When I was living in Highgate Hill and West End I often walked on Edmondstone St so it was interesting to learn about the person whose name the street bears. The other street was Hardgrave Rd in West End where I used to live few years ago. When preparing this week’s list of Brisbane Mayors I’ve also learnt where the name of a suburb of Bardon comes from and who was the author of “Queensland garden manual”. These and some other facts you can learn from short bios below.
George Edmondstone (1809-1883) was born in Edinburgh, Scotland. In 1832, he arrived in New South Wales and had businesses in Sydney and Maitland. In 1840 he purchased Normanby Plains Station in Queensland which he sold this in 1842 and was one of the early free settlers in Brisbane, working as a butcher. He was an Alderman in Brisbane 1859-66 and the Mayor in 1863-64. As mayor he had much to do with the planning of the first Brisbane bridge and the town hall. In the Queensland Legislative Assembly he represented East Moreton in 1860-67, Brisbane in 1869-73 and Wickham in 1873-77. He retired from business because of a heart complaint and died at his home in Breakfast Creek on 23 February 1883.
Joshua Jeays (1812-1881) was the third Mayor of Brisbane. He was born in Leicestershire, 1812. He married Sarah Edwyn in 1838 and they and their three children immigrated to Moreton Bay in 1853. Jeays purchased land and built ‘Roma Villa’ on the corner of Upper Roma and Skew Streets, Petrie Terrace (an area then known as ‘the Green Hills’), where he lived with his wife and family. Then he bought 39 acres at the corner of Cooper’s Camp Road on which he built Bardon House after Bardon Hill in his native Leicestershire. Joshua also built homes of prominent Brisbane residents such as John Petrie and the Cribb family. Joshua Jeays was an Alderman from 1859 to 1867 and was Mayor in 1864.

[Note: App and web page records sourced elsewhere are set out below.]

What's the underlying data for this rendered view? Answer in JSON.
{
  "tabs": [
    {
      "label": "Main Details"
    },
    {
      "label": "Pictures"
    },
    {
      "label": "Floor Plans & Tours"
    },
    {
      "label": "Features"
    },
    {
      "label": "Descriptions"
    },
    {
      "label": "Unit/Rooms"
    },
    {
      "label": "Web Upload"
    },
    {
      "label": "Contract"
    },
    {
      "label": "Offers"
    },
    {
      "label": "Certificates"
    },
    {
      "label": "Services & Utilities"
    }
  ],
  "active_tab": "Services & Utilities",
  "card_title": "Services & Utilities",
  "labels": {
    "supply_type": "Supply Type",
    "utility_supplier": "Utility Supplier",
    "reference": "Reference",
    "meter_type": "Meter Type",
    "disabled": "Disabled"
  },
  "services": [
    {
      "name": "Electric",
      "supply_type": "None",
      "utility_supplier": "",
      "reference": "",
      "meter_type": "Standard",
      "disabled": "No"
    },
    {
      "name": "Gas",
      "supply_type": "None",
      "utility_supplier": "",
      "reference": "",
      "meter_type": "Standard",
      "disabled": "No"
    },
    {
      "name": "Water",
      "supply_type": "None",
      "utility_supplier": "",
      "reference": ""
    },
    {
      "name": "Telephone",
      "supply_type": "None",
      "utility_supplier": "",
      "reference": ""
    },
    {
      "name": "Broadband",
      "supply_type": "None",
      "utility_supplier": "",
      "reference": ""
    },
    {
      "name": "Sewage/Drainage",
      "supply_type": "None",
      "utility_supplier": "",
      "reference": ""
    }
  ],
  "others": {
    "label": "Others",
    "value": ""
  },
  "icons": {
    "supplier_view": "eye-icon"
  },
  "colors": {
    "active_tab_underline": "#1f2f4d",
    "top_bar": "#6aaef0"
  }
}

Albert John Hockings (1826–1890) arrived in Australia with his parents in 1841. He was an importer and merchant of seeds, plants and agricultural implements. In 1845–46 he undertook a trading expedition on the brigantine Sarah Wilson to a number of South Pacific Islands, including Auckland (New Zealand), Tahiti, Samoa, and Tonga. He published a number of books on gardening such as “The flower garden in Queensland”, “Queensland garden manual”. Albert John Hockings was an alderman of the Brisbane Municipal Council in 1859–60 and 1864-67 and he was mayor in 1865 and 1867.
Richard Symes Warry (1829-1891) was born about 1829 in England, son of Thomas Warry and Maria Symes. In 1851 in Brisbanehe married Mary Lydia Pratten, they had fourteen children. He died 12 March 1891 at his residence in Enoggera, aged 62 years. Richard Warry was a grocer and was one of the earliest of the Queen Street storekeepers, having had a shop for many years on the eastern side near the corner with Albert Street. Richard Warry was an Alderman of the Brisbane Municipal Council in 1862-1863 and 1865-1866. He was Mayor in 1866. He took a break from public life for a number of years and then returned as Alderman of the West Ward from 1883-1888 before finally retiring.
John Hardgrave, a local politician and Mayor of Brisbane, was born in Wicklow, Ireland, in 1826. He arrived in Sydney in 1843 and moved to Brisbane in 1848. As he thought the prospects were better in Brisbane than in Sydney, he encouraged the rest of his family to move from Sydney to Brisbane. In 1860 he purchased 6 acres (2.4 hectares) of land in the Brisbane suburb of West End. Hardgrave Road is named after him. He was in the boot trade to 1862 and was involved in local government from 1867 to 1890. He was Mayor of Brisbane in 1868 and 1870, first chairman of the Woolloongabba Divisional Board, Alderman for South Brisbane from 1888 to 1890, and chairman of the Waterworks Board from 1893.
William Pettigrew born on 26 August 1825 was the son of an Ayreshire farmer. He trained as a surveyor and as such arrived aboard the Fortitude in January 1849. He became a sawmiller, importing the first steam-powered sawmill in 1853. He was a member of a number of societies; including the Queensland Philosophical Society, the School of Arts Committee (along with Samuel Walker Griffith) and was a life-member of the Queensland Acclimatisation Society. William’s daughter Margaret married Philip, the eldest son of another Brisbane alderman and mayor, John Hardgrave (the previous photo).
Francis Murray was born in Sydney in 1838. He was a cabinetmaker, upholsterer, undertaker, and money lender, owned shares in mining companies, and had a store in Queen Street. He was an alderman 1867 – 1872 and mayor in 1871. Francis Murray died at age 34 in 1872 at Maryborough. His coffin was brought to Brisbane on the steamship “Lady Bowen” for the funeral at St Stephens Roman Catholic Cathedral and burial at the Paddington Cemetery.
Please, check my next post with more biographies of Brisbane Mayors.